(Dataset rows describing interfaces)

=== Section Start ===

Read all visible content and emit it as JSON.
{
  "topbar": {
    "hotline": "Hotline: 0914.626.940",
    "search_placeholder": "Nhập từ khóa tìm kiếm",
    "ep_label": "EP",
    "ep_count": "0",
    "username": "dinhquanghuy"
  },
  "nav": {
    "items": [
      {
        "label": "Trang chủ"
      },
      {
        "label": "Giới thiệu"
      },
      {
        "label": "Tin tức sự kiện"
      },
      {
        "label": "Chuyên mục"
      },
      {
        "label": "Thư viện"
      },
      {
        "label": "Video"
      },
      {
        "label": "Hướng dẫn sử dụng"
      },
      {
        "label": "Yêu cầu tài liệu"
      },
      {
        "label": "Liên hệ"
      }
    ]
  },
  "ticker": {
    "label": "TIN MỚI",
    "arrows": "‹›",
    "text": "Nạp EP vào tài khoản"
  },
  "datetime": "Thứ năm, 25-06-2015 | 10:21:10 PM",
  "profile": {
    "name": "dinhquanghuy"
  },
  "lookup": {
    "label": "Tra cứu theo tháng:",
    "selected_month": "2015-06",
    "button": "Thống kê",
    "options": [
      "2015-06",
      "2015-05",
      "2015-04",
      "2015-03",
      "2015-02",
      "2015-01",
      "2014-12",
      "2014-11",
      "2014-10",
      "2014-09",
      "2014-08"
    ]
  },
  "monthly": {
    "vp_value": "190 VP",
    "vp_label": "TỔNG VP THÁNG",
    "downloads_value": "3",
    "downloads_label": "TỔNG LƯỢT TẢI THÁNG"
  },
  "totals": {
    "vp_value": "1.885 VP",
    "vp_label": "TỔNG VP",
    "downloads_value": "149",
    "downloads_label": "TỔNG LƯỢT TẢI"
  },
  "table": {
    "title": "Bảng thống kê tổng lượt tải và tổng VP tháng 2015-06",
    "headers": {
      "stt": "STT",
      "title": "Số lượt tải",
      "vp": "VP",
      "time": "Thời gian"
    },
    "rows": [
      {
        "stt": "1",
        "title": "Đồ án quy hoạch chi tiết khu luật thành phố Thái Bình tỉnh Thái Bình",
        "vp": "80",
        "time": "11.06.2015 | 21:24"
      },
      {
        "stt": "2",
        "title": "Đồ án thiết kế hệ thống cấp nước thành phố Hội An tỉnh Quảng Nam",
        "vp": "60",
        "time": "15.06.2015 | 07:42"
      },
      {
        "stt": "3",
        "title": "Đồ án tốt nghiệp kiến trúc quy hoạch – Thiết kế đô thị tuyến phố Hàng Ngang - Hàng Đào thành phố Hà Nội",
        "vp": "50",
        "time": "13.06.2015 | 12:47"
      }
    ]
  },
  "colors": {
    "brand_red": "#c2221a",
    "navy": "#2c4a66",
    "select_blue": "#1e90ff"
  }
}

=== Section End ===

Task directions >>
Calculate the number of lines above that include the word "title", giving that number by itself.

Response to the task >>
5